Objective: Vitamin D deficiency is highly prevalent in high-risk patient populations, but the prevalence among otherwise healthy adults is less well-defined. The goal of this study was to determine the prevalence and predictors of low 25-hydroxyvitamin D [25(OH)D] levels in healthy younger adults.
Methods: This was a cross-sectional study of 634 healthy volunteers aged 18-50 years performed between January, 2006 and May, 2008. We measured serum 25(OH)D and parathyroid hormone and recorded demographic variables including age, sex, race, and use of multivitamin supplements.
Results: Thirty-nine percent of subjects had 25(OH)D ≤ 20 ng/mL and 64% had 25(OH)D ≤ 30 ng/mL. Predictors of lower 25(OH)D levels included male sex, black or Asian race, and lack of multivitamin use (P<0.001 for each predictor). Seasonal variation in 25(OH)D levels was present in the overall cohort but was not observed in multivitamin users. Lower 25(OH)D levels were associated with increased risk of elevated parathyroid hormone. Regression models predicted 25(OH)D levels ≤ 20 or ≤ 30 ng/mL with areas under the receiver operating characteristic curves of 0.76 and 0.80, respectively.

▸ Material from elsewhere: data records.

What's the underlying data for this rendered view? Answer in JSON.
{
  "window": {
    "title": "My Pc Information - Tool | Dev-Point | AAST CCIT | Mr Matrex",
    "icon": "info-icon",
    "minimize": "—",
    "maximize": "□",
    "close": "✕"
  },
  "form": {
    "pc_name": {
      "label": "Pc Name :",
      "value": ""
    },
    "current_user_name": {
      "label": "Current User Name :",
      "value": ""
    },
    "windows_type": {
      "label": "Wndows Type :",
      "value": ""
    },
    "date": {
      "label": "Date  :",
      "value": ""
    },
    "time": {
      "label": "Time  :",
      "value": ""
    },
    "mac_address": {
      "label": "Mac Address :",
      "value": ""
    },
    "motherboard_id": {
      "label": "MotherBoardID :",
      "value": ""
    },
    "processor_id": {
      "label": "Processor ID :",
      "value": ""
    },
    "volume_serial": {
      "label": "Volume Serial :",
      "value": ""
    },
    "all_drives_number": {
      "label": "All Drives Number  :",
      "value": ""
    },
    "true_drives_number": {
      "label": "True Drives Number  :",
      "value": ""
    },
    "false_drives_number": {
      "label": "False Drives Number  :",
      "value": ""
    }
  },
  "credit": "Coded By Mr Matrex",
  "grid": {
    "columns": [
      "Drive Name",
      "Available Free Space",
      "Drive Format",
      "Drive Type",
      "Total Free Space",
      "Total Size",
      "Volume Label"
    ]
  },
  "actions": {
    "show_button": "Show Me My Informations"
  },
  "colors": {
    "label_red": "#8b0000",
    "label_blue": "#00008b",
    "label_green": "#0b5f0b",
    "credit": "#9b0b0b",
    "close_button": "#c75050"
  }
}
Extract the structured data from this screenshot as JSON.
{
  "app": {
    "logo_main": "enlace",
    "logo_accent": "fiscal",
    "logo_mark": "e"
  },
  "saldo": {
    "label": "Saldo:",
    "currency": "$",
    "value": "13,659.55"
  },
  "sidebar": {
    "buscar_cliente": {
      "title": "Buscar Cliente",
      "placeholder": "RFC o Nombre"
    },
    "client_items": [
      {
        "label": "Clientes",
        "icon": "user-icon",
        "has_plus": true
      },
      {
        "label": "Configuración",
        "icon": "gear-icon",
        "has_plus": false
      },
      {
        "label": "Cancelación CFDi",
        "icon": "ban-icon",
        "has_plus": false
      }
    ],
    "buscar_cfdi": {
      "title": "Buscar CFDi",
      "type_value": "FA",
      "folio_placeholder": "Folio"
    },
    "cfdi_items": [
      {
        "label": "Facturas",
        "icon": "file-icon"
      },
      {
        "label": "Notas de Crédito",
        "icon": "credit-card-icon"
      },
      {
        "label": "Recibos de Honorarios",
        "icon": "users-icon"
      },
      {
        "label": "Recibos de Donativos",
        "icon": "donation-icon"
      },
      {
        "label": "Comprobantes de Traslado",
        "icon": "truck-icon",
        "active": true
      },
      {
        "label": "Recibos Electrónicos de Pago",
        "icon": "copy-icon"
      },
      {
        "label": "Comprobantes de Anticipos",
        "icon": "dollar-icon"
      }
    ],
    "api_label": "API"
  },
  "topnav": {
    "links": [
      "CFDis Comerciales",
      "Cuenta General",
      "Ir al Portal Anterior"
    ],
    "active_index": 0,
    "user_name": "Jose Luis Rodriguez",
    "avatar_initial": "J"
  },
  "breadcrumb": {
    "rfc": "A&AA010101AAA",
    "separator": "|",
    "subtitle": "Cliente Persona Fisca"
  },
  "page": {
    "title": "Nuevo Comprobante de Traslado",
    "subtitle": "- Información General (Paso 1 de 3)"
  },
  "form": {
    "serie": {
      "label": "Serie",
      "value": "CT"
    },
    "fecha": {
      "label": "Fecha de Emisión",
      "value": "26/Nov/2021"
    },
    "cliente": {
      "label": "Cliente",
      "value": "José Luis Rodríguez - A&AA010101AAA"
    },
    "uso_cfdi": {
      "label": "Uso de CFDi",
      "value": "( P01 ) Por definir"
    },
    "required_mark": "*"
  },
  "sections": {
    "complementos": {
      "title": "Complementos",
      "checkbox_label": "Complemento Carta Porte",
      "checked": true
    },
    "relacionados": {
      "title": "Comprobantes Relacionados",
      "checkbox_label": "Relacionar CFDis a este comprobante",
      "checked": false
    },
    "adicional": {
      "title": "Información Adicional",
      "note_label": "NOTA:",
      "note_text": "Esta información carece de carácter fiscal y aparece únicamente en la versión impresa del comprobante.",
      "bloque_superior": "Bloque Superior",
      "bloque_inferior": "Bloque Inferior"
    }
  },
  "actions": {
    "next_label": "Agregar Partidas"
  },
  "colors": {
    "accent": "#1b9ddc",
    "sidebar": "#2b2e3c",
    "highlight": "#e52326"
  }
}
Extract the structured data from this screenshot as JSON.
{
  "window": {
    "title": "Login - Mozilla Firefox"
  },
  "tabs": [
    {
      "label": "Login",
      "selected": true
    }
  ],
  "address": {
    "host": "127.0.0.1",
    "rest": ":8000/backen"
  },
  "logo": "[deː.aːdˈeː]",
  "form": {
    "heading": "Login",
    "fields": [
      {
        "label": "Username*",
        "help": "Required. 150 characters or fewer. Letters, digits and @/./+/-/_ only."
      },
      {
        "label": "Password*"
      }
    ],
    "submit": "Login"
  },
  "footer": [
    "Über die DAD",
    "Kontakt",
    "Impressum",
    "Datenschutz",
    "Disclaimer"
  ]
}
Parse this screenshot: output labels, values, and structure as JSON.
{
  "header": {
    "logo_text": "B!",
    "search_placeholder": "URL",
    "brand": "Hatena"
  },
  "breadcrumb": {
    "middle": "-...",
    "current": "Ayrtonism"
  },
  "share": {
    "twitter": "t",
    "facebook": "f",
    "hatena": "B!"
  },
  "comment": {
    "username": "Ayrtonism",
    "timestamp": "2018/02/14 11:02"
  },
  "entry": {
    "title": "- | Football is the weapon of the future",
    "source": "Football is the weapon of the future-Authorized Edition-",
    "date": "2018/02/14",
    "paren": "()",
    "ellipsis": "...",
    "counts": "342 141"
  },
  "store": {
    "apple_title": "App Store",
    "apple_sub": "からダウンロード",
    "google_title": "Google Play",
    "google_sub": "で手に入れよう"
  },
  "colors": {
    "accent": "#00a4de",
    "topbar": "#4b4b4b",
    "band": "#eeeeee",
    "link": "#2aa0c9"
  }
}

Conclusion: Low 25(OH)D levels are prevalent in healthy adults and may confer risk of skeletal disease. Black and Asian adults are at increased risk of deficiency and multivitamin use appears partially protective. Our models predicting low 25(OH)D levels may guide decision-making regarding whom to screen for vitamin D deficiency.